#### Activity
Copy each line of the records that contains the word "this".

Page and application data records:
━━━━━━━━━━━━━━━━━━━━
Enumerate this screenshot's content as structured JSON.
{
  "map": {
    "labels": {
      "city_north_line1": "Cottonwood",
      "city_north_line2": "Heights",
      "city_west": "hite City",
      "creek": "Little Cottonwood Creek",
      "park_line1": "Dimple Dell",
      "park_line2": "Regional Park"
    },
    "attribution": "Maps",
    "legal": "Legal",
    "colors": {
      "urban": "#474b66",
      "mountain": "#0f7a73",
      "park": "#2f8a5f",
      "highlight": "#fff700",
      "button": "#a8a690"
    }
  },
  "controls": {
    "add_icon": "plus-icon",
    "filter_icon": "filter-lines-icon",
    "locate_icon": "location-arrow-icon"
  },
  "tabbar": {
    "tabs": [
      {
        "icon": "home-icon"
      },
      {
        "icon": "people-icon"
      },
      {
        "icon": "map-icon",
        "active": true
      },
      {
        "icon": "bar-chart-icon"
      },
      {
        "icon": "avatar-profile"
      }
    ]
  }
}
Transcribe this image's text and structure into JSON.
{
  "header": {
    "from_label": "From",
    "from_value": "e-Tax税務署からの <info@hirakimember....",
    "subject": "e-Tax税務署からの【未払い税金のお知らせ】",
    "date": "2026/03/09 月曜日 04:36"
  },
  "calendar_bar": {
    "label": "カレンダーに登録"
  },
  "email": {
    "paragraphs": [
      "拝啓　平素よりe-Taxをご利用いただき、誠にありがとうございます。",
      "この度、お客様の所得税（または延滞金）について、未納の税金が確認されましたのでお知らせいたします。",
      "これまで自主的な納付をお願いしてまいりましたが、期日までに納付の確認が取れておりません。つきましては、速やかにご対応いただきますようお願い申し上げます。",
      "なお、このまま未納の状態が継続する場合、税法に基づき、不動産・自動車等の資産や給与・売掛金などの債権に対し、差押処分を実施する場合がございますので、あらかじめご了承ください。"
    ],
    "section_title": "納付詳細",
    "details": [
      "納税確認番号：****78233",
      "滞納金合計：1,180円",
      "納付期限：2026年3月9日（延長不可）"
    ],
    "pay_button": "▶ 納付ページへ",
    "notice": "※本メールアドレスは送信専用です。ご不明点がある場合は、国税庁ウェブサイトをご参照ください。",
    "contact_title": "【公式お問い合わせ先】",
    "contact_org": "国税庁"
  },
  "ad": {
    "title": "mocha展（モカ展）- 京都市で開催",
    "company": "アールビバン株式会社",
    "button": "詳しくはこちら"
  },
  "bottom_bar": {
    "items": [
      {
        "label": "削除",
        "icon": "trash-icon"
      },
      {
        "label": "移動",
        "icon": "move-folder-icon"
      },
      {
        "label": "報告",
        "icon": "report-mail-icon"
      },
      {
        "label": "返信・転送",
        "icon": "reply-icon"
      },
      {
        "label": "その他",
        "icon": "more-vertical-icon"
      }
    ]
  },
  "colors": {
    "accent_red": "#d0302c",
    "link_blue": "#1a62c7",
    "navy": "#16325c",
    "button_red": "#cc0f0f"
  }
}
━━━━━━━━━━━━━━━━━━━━
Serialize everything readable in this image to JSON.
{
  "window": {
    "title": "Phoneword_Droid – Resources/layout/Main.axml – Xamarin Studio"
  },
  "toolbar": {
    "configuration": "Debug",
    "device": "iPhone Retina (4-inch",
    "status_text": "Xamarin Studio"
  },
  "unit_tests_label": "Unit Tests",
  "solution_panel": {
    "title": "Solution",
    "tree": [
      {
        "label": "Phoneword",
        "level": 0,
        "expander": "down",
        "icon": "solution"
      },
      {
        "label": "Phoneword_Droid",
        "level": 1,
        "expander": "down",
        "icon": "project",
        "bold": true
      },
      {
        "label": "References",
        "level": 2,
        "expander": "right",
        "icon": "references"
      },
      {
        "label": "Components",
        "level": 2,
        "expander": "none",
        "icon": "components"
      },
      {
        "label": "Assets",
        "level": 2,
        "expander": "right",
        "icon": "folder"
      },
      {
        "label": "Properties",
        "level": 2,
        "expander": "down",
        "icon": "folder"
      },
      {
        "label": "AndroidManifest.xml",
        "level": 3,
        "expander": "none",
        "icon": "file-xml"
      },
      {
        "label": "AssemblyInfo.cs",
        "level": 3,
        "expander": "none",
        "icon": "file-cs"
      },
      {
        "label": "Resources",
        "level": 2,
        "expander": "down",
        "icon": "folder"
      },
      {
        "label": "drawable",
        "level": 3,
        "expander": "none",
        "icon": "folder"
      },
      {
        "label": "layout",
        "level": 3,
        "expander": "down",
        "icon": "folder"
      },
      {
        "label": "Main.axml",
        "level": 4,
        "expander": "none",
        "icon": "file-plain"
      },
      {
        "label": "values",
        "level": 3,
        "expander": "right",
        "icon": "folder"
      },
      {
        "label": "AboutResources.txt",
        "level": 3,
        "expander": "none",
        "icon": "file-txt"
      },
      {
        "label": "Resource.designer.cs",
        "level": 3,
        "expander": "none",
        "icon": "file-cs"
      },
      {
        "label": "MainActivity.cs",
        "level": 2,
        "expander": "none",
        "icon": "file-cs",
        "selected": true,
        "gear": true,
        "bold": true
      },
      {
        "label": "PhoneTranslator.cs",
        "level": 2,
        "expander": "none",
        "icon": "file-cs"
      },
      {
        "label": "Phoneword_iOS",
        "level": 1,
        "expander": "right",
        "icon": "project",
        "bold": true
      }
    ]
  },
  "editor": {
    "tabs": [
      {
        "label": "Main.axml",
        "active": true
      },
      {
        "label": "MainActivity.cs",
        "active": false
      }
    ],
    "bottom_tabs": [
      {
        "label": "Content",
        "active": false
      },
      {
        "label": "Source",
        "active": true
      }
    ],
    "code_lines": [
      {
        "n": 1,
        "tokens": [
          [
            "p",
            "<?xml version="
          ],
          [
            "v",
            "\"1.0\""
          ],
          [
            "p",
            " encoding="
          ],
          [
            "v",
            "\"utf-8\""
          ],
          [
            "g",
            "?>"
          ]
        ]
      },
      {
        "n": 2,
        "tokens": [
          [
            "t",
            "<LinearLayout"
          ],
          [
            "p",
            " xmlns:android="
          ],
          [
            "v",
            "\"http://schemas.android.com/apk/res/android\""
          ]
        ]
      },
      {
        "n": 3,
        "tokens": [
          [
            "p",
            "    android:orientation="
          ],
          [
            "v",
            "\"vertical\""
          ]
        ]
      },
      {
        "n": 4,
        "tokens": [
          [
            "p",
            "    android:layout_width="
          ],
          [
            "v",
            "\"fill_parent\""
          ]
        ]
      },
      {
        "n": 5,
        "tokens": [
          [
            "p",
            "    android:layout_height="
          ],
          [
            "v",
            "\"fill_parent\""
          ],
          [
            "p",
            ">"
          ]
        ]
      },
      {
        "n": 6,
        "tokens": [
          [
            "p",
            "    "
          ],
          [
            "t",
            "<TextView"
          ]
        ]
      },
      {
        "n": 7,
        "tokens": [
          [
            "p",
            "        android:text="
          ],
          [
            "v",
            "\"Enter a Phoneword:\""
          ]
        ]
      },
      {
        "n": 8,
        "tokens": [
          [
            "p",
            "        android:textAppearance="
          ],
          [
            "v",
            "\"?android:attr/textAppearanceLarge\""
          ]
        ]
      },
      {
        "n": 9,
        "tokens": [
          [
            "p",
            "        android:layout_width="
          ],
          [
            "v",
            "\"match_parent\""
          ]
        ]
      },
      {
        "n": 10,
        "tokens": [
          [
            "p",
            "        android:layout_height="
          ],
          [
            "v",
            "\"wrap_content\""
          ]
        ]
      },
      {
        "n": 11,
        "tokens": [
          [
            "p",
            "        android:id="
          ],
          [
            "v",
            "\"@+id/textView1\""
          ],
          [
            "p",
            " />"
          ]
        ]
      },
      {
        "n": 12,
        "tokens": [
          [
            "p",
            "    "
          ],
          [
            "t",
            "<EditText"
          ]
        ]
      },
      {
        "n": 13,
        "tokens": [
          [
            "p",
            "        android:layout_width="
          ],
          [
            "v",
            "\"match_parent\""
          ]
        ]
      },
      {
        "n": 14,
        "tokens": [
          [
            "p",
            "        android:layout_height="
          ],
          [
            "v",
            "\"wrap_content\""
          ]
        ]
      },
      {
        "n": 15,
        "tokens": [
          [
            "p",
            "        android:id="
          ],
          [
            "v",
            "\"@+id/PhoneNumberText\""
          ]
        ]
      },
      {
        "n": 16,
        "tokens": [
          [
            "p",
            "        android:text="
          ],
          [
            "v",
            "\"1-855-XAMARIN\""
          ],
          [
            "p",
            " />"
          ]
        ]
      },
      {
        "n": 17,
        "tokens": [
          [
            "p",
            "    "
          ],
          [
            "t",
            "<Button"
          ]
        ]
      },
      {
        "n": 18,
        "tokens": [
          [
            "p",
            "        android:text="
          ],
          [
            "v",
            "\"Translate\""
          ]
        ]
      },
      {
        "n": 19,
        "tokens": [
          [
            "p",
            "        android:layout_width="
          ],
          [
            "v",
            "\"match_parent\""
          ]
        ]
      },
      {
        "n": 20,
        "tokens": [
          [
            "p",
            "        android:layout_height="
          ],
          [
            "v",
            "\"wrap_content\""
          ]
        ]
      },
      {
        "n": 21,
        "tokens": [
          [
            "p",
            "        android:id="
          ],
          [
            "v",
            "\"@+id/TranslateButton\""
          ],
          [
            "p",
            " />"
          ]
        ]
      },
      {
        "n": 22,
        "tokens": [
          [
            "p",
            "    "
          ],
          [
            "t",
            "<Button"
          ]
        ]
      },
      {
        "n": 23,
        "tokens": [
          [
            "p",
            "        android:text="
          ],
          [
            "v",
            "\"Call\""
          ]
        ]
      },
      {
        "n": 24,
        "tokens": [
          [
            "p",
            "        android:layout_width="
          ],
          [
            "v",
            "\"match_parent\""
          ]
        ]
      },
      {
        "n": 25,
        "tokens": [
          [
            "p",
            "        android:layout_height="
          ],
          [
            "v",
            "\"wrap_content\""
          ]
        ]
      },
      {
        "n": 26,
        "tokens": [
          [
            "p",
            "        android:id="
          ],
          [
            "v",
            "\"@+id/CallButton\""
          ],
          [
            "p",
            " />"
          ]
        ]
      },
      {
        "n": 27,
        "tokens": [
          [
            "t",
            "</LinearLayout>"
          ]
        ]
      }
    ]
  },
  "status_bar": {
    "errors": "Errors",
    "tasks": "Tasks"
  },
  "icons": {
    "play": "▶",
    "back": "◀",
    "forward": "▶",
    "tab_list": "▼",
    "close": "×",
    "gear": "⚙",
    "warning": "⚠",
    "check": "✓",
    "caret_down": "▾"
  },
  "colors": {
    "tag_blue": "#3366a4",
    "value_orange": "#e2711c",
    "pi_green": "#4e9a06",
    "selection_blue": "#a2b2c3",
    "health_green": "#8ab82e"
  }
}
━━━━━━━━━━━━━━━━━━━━
#### Expected answer
Enumerate this screenshot's content as structured JSON.
Transcribe this image's text and structure into JSON.
Serialize everything readable in this image to JSON.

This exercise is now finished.